The Day Tito Died
It was a Sunday, quite warm, in the afternoon we had been playing frisbee in the street. Then I went in and sat down in front of the TV, and as soon as I heard the music they were playing I knew. I was alone at home, waiting for my mother and father to come home, and in my uneasiness I went to the kitchen and cut myself a slice of bread, I chewed it slowly, the primeval monotonous rhythm of my jaws somehow pacified me. When my mother and father arrived I was just munching the last bite. We sat down at the table and didn’t talk, at about ten o’clock in the evening the telephone rang, they were calling me to come to school, and I didn’t know what would happen next, my mother and father didn’t know either, I put on clean pants and my best shoes and went to school. Some of my teachers and fellow students were there, at first they looked at me strangely, then they said they’d called me because they thought it might be necessary to prepare a commemoration and I was good at those things, but now they’d changed their minds, there would be no commemoration and I could go home.

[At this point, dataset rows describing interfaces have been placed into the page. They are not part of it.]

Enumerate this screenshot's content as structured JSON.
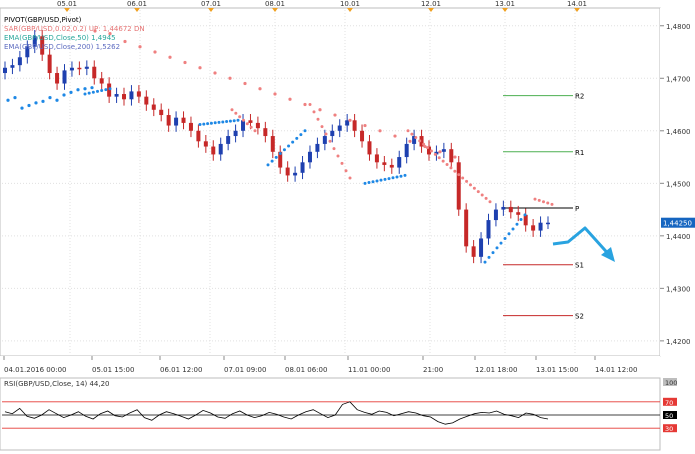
{
  "legend": {
    "pivot": "PIVOT(GBP/USD,Pivot)",
    "sar_prefix": "SAR(GBP/USD,0.02,0.2)",
    "sar_value": "UP: 1,44672 DN",
    "ema50": "EMA(GBP/USD,Close,50)   1,4945",
    "ema200": "EMA(GBP/USD,Close,200)   1,5262"
  },
  "top_dates": [
    "05.01",
    "06.01",
    "07.01",
    "08.01",
    "10.01",
    "12.01",
    "13.01",
    "14.01"
  ],
  "bottom_dates": [
    "04.01.2016 00:00",
    "05.01 15:00",
    "06.01 12:00",
    "07.01 09:00",
    "08.01 06:00",
    "11.01 00:00",
    "21:00",
    "12.01 18:00",
    "13.01 15:00",
    "14.01 12:00"
  ],
  "price_ticks": [
    "1,4800",
    "1,4700",
    "1,4600",
    "1,4500",
    "1,4400",
    "1,4300",
    "1,4200"
  ],
  "current_price": "1,44250",
  "pivot_levels": [
    {
      "label": "R2",
      "value": 1.4667,
      "color": "#4caf50"
    },
    {
      "label": "R1",
      "value": 1.456,
      "color": "#4caf50"
    },
    {
      "label": "P",
      "value": 1.4453,
      "color": "#000000"
    },
    {
      "label": "S1",
      "value": 1.4345,
      "color": "#c62828"
    },
    {
      "label": "S2",
      "value": 1.4248,
      "color": "#c62828"
    }
  ],
  "rsi": {
    "label": "RSI(GBP/USD,Close, 14)  44,20",
    "levels": [
      "100",
      "70",
      "50",
      "30"
    ]
  },
  "chart_data": {
    "type": "candlestick",
    "symbol": "GBP/USD",
    "ylim": [
      1.4175,
      1.483
    ],
    "y_ticks": [
      1.48,
      1.47,
      1.46,
      1.45,
      1.44,
      1.43,
      1.42
    ],
    "close_series": [
      1.472,
      1.4725,
      1.474,
      1.476,
      1.478,
      1.4745,
      1.471,
      1.469,
      1.4715,
      1.472,
      1.4718,
      1.4722,
      1.47,
      1.469,
      1.4665,
      1.467,
      1.466,
      1.4675,
      1.4665,
      1.465,
      1.464,
      1.463,
      1.461,
      1.4625,
      1.4615,
      1.46,
      1.458,
      1.457,
      1.4555,
      1.4575,
      1.459,
      1.46,
      1.462,
      1.4615,
      1.4605,
      1.459,
      1.456,
      1.453,
      1.4515,
      1.452,
      1.454,
      1.456,
      1.4575,
      1.459,
      1.46,
      1.461,
      1.462,
      1.46,
      1.458,
      1.4555,
      1.454,
      1.4535,
      1.453,
      1.455,
      1.4575,
      1.459,
      1.457,
      1.4555,
      1.456,
      1.4565,
      1.454,
      1.445,
      1.438,
      1.436,
      1.4395,
      1.443,
      1.445,
      1.4455,
      1.4445,
      1.444,
      1.442,
      1.441,
      1.4425,
      1.4425
    ],
    "sar_above": [
      1.479,
      1.4785,
      1.477,
      1.476,
      1.475,
      1.474,
      1.473,
      1.472,
      1.471,
      1.47,
      1.469,
      1.468,
      1.467,
      1.466,
      1.465,
      1.464,
      1.463,
      1.462,
      1.461,
      1.46,
      1.459,
      1.458,
      1.457,
      1.456,
      1.455
    ],
    "sar_below": [
      1.47,
      1.4705,
      1.4685,
      1.469,
      1.4695,
      1.4698,
      1.4705,
      1.47,
      1.471,
      1.4715,
      1.472,
      1.4722,
      1.4724
    ],
    "rsi_values": [
      55,
      52,
      60,
      48,
      45,
      50,
      58,
      52,
      46,
      50,
      55,
      48,
      44,
      52,
      56,
      49,
      47,
      53,
      58,
      46,
      42,
      50,
      55,
      52,
      48,
      44,
      50,
      57,
      53,
      47,
      45,
      52,
      56,
      50,
      46,
      49,
      54,
      51,
      47,
      44,
      50,
      55,
      58,
      52,
      46,
      50,
      66,
      70,
      58,
      54,
      51,
      56,
      54,
      49,
      52,
      55,
      53,
      49,
      47,
      40,
      36,
      38,
      44,
      48,
      52,
      54,
      53,
      56,
      51,
      49,
      46,
      53,
      51,
      46,
      44
    ]
  }
}
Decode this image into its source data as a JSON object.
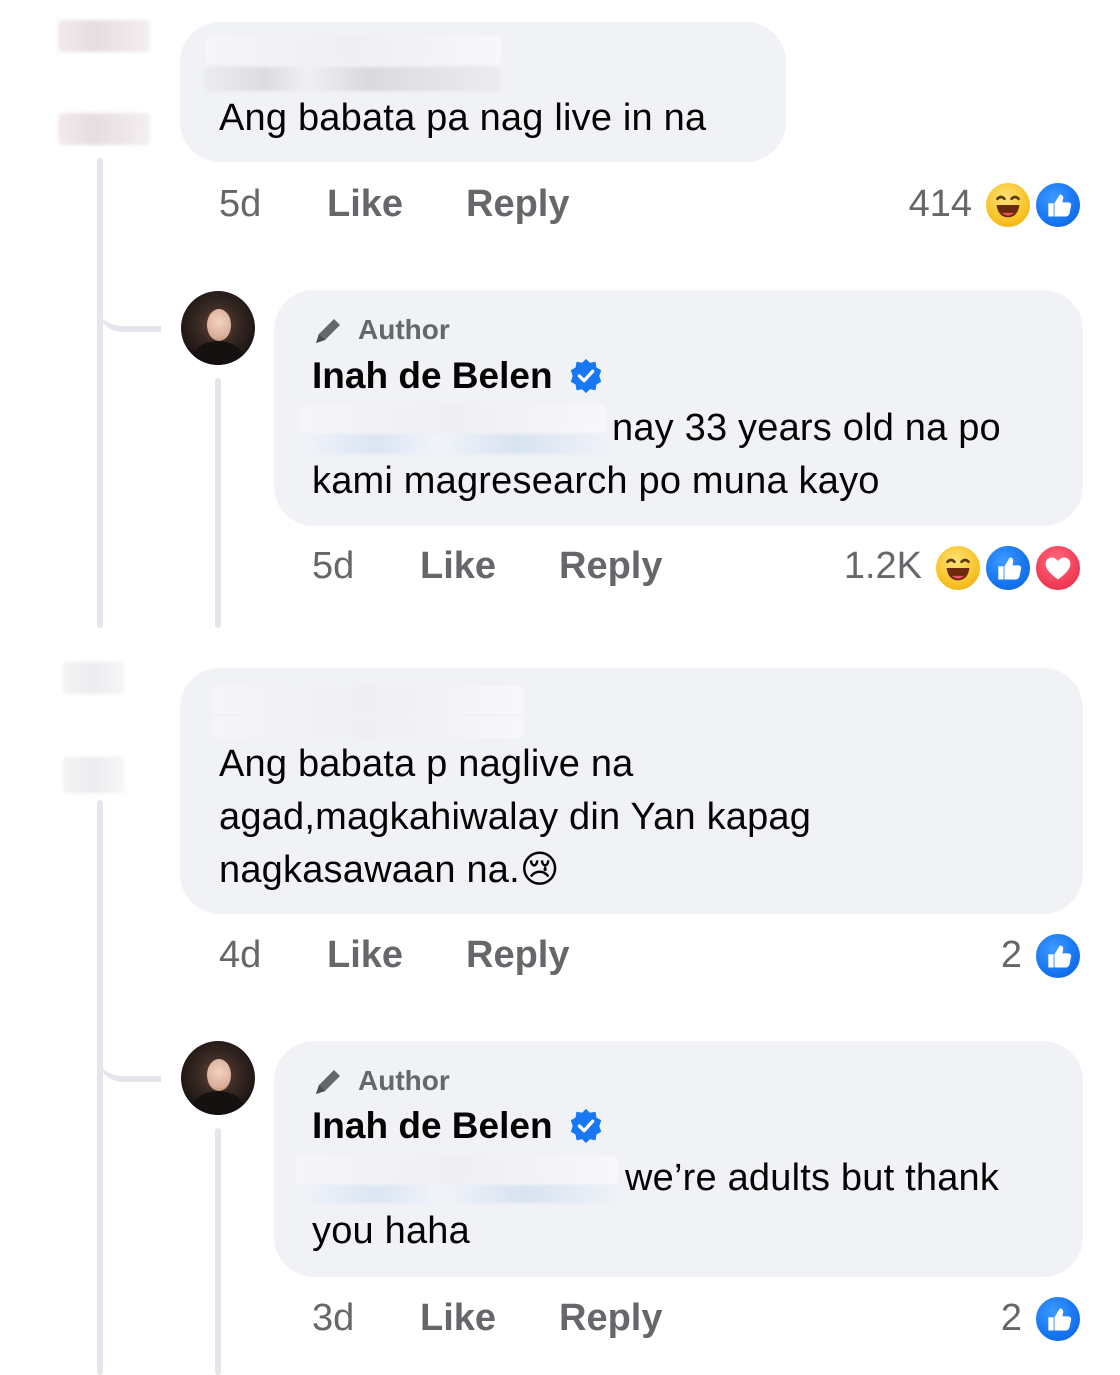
{
  "comments": [
    {
      "text": "Ang babata pa nag live in na",
      "time": "5d",
      "like_label": "Like",
      "reply_label": "Reply",
      "reaction_count": "414",
      "reactions": [
        "haha-icon",
        "like-icon"
      ],
      "reply": {
        "badge": "Author",
        "author": "Inah de Belen",
        "text_line1": "nay 33 years old na po",
        "text_line2": "kami magresearch po muna kayo",
        "time": "5d",
        "like_label": "Like",
        "reply_label": "Reply",
        "reaction_count": "1.2K",
        "reactions": [
          "haha-icon",
          "like-icon",
          "love-icon"
        ]
      }
    },
    {
      "text_line1": "Ang babata p naglive na",
      "text_line2": "agad,magkahiwalay din Yan kapag",
      "text_line3": "nagkasawaan na.",
      "emoji": "😢",
      "time": "4d",
      "like_label": "Like",
      "reply_label": "Reply",
      "reaction_count": "2",
      "reactions": [
        "like-icon"
      ],
      "reply": {
        "badge": "Author",
        "author": "Inah de Belen",
        "text_line1": "we’re adults but thank",
        "text_line2": "you haha",
        "time": "3d",
        "like_label": "Like",
        "reply_label": "Reply",
        "reaction_count": "2",
        "reactions": [
          "like-icon"
        ]
      }
    }
  ],
  "colors": {
    "bubble": "#f0f2f5",
    "meta_text": "#65676b",
    "like_blue": "#1877f2",
    "love_red": "#f33e58",
    "haha_yellow": "#f7c325",
    "thread_line": "#e4e6eb"
  }
}
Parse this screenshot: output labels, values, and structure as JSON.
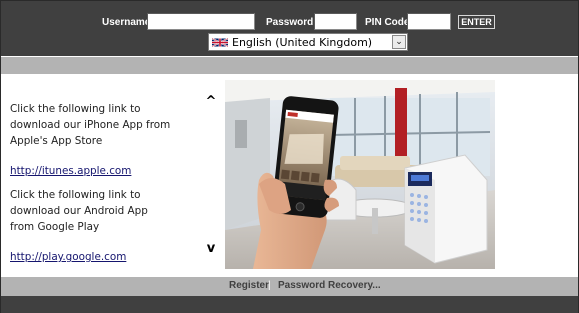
{
  "login": {
    "username_label": "Username:",
    "username_value": "",
    "password_label": "Password:",
    "password_value": "",
    "pin_label": "PIN Code:",
    "pin_value": "",
    "enter_label": "ENTER"
  },
  "language": {
    "selected": "English (United Kingdom)",
    "flag_icon": "uk-flag-icon"
  },
  "content": {
    "iphone_text": [
      "Click the following link to",
      "download our iPhone App from",
      "Apple's App Store"
    ],
    "iphone_link": "http://itunes.apple.com",
    "android_text": [
      "Click the following link to",
      "download our Android App",
      "from Google Play"
    ],
    "android_link": "http://play.google.com",
    "scroll_up": "^",
    "scroll_down": "v"
  },
  "footer": {
    "register_label": "Register",
    "separator": "|",
    "recovery_label": "Password Recovery..."
  },
  "colors": {
    "bar": "#404040",
    "band": "#b3b3b3",
    "link": "#15156e"
  }
}
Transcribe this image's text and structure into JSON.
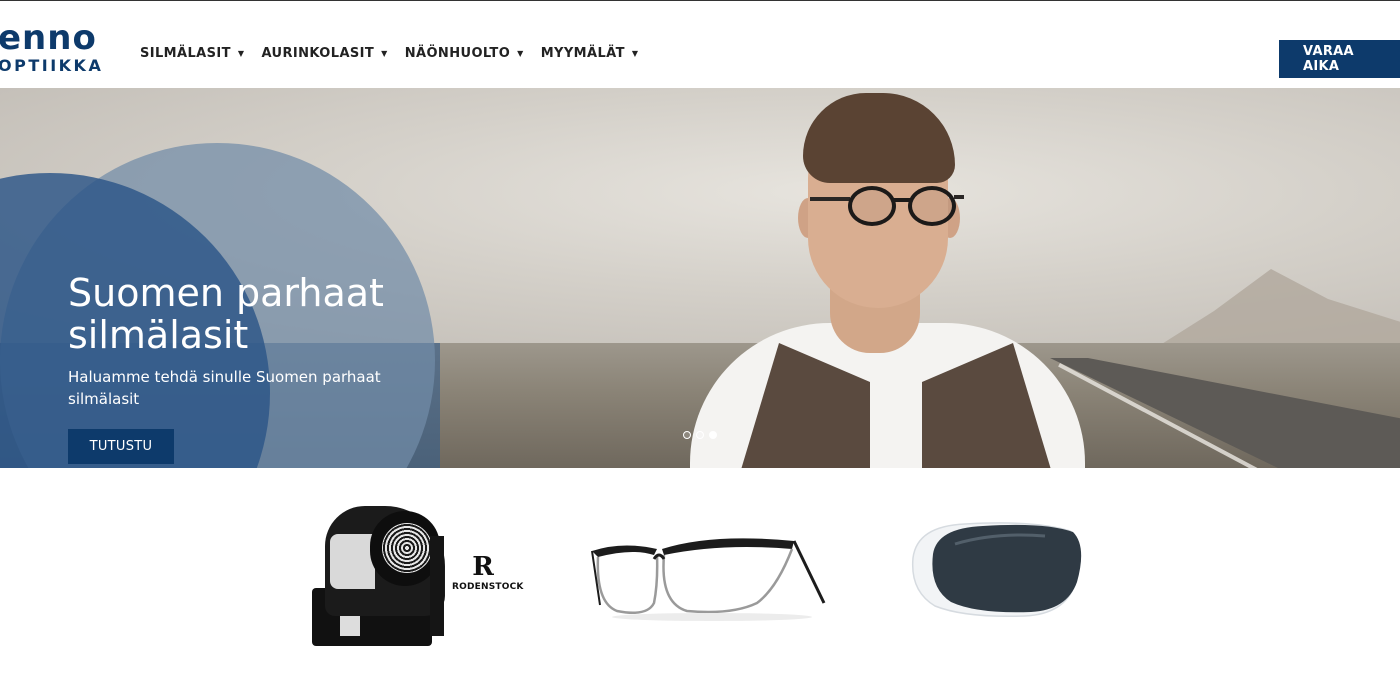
{
  "brand": {
    "line1": "enno",
    "line2": "OPTIIKKA"
  },
  "nav": [
    {
      "label": "SILMÄLASIT"
    },
    {
      "label": "AURINKOLASIT"
    },
    {
      "label": "NÄÖNHUOLTO"
    },
    {
      "label": "MYYMÄLÄT"
    }
  ],
  "cta": {
    "label": "VARAA AIKA",
    "icon": "clock-icon"
  },
  "hero": {
    "title": "Suomen parhaat silmälasit",
    "subtitle": "Haluamme tehdä sinulle Suomen parhaat silmälasit",
    "button": "TUTUSTU",
    "slide_count": 3,
    "active_slide": 3
  },
  "products": {
    "device_brand": "RODENSTOCK",
    "device_brand_mark": "R"
  },
  "colors": {
    "brand_blue": "#0d3a6b",
    "circle_light": "#718ca8",
    "circle_dark": "#2c5687"
  }
}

I went home, there was no one in the streets, and at home I got together a few books of partisan and revolutionary poetry in case they still wanted a commemoration the following day, then I lay down on my bed and stared at the ceiling. Only about a year later I learned that right after I’d left home my mother called the school and told them I was ill and they were to leave me alone whatever it was they were doing. That’s why they invented the commemoration, sent me home and did whatever it was they were doing without me; what it was I still don’t know to this day.